Once upon a time, a terrible, terrible thing happened to me. It left me ashamed and scarred, unable to face my friends and family. I was 60 shades darker on the skin spectrum, and smelled vaguely of burned biscuits and coconut. Yes… I had a tanning disaster.
It all started during the December of 2015. A perilously pale Megan decided to fast-track her way to bronziness by lathering up with some Caribbean Tan tanning mousse (shade A, of course). I had been inside for most of November (exams) and really needed to be able to swim without blinding the others in the pool.
A watched a Youtube tutorial or two, but ended up strictly following Lauren Curtis’s demo of how she achieves an all over sun kissed look. To the tee. I did EXACTLY what she did. You’ll see why this is important later, and why it resulted in me never watching her channel again.
So that night, I awkwardly stand in my bathroom, desperately hoping no one will accidentally walk in while I wait to dry. I do stretches and splits and lunges and leaps in order to make sure I’ve gotten every little piece of my body (who wants a half-tanned back?).
All that I am now left with is what to do with my hands. These were the days before tanning mitts were really available in South Africa (or Dischem at least), so I had used my hands to spread the mousse. In the video, Lauren gets between every finger, knuckle and nail, so as to not have untanned hands. I reckon that I ought to do the same.
I go to bed very carefully, and try to move as little as possible so as to not mess up my soon to be bronzy bod. Come the next morning, I am dragged from the depths of my slumber by loud, obnoxious laughter. My brother.
He’s desperately trying to explain how funny I look, but in my sleepy state, I think “He’s just being weird because you’ve never tanned before”. You know, like how dads are weird when you first wear high heels? Look… Even half asleep I was desperate for this not to be true.
I eventually wake up fully and the first thing I see is my hands. Well, they look like my hands, except they’re brown. Not tanned, but CADBURY-FRIKKIN-CHOCOLATE-BROWN. No. LINDT-50%-COCAO-DARK-CHOCOLATE-BROWN. The rest of my body, my face, arms, legs, torso, are an absolutely terrible shade of dark orange, but in comparison to my hands, I don’t even care.
Immediately I start to panic. First, after a quick Google, I use lemon juice. But after half an hour my bathroom is filled with halved lemons and I am still looking like a leather couch, while my hands look like I’ve dipped them in creosote. I abandon that, and move onto straight nail polish remover. I mean, if it can remove glitter nail polish, it can remove anything, right? Wrong.
My whole body is not burning from the abuse, and after a long while in the shower with a pair of exfoliating mitts, I’m looking only char-grilled. But my hands… oh my hands. They little suckers are clinging to the tan for dear life. Not a single ounce of improvement has been shown. They look like they took themselves off for a mud bath and left the rest of my body behind.

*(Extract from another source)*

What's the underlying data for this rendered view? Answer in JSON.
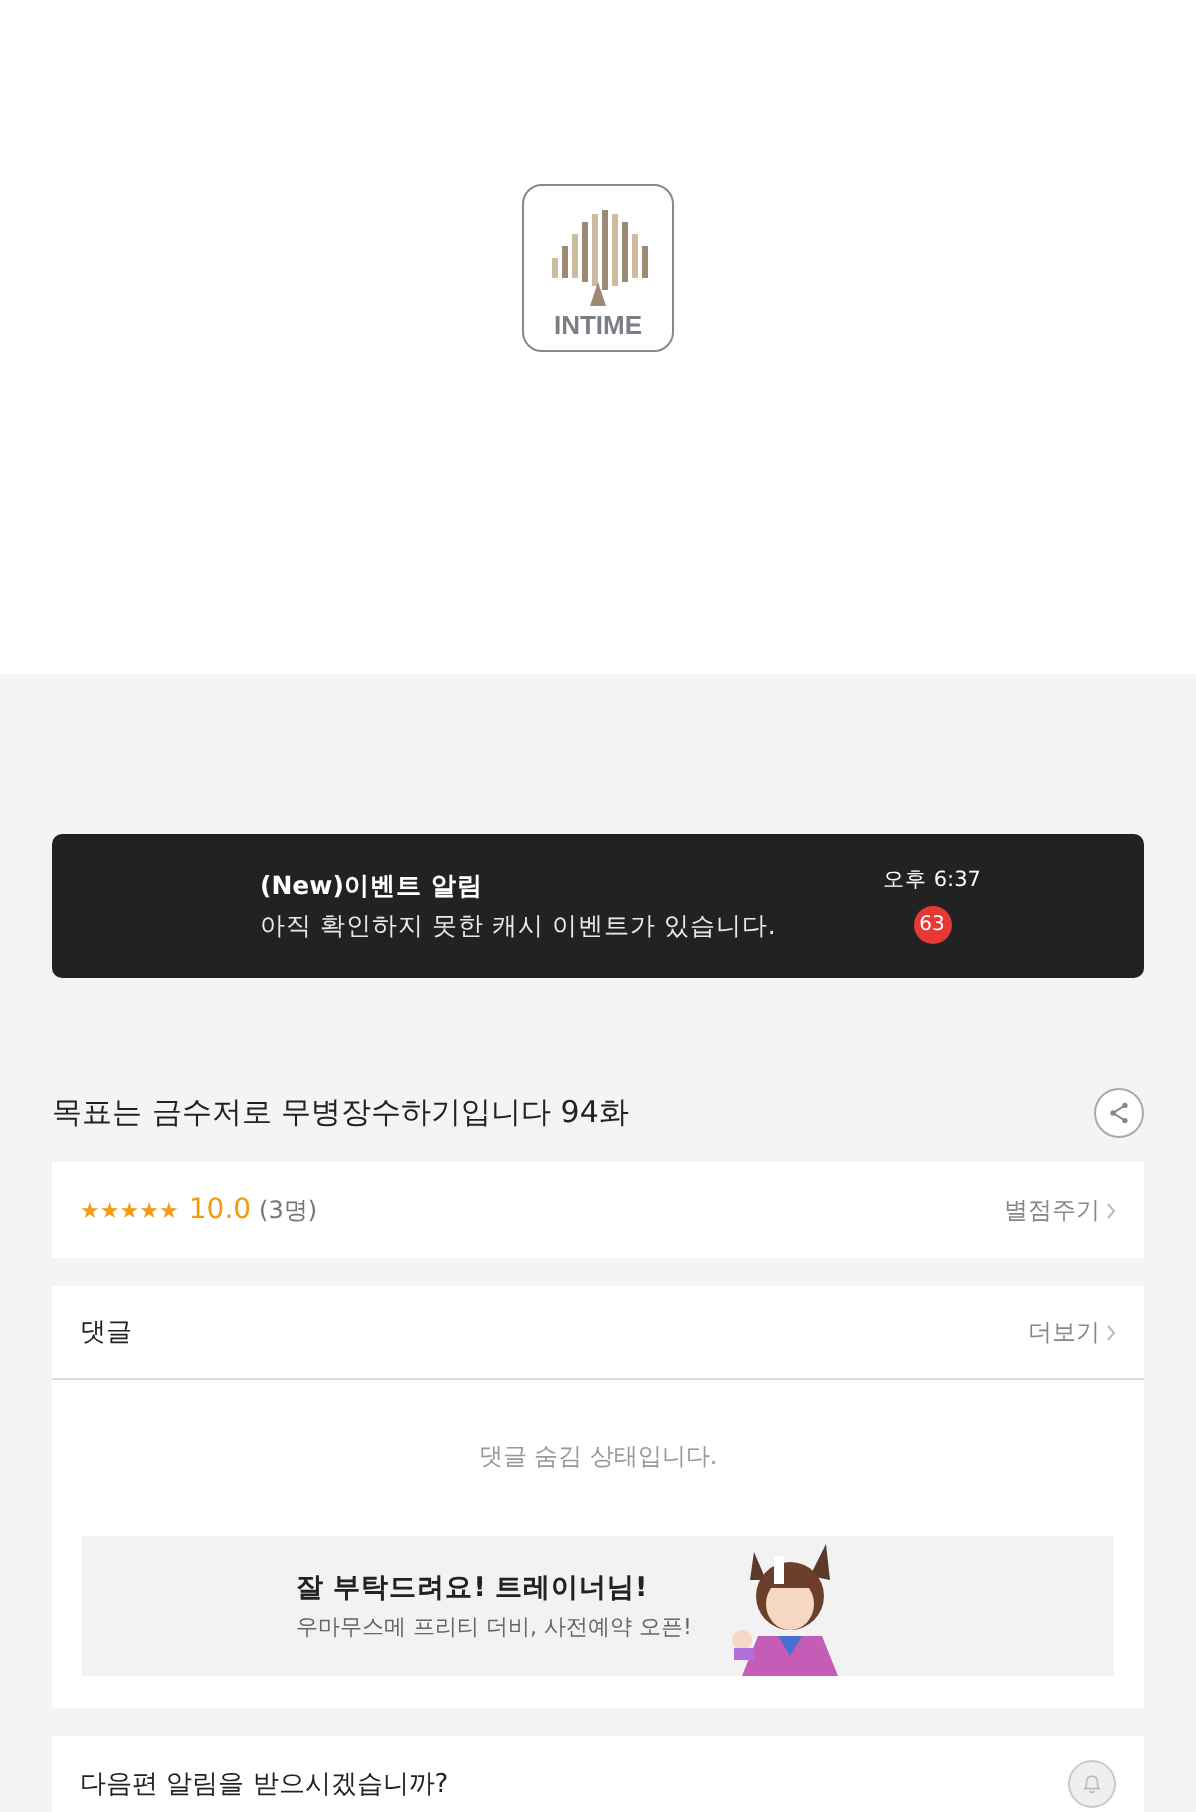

Over the following week I remain indoors as much as possible. I invest in long baths and lots of scrubbing, and eventually my body returns to normal, after having the top five layers of skin removed.
Now, I am only left with the tan gloves. The product has sunk into every nook and cranny, every dry piece of skin had absorbed the mousse like a sponge. Eventually I am forced to leave the house. My mom takes me to shop for Christmas presents, but for the life of me, I cannot face giving the Typo cashier my card. What will she think of my mahogany hands?
After drawing the process out, I spot the boyfriend of one of my friends. We aren’t close. We have only hung out once or twice. But that day, I trusted him with my debit card pin, purely to avoid the horror of anyone else seeing my hands.
On the way home from the ordeal, my mom has one final stop: her friend’s house. She promises that she is just dropping off flowers and that we “won’t go in”. She lied. Her friend insists we come in and my mother (who is generally lovely but this one time was quite evil) agreed. After hysterical laughter from both her and her children, I spend the tea date with my hands in a bucket of Milton’s, which she hopes will gently bleach away the tan.
Plot twist: it doesn’t. Eventually I end up having to use a pumice stone (the foot scrubby stone) to REMOVE THE SKIN ON MY HANDS in order to finally be rid of the Caribbean Tan curse.
Years later, I have perfected my tanning routine to now only look slightly bronzy when I wake up, and I always tan in steps, preferring it to be too light than too dark. But it took many months for me to have the heart to try again after that incident. I suspect it will take years for my family to stop tormenting me about that day though.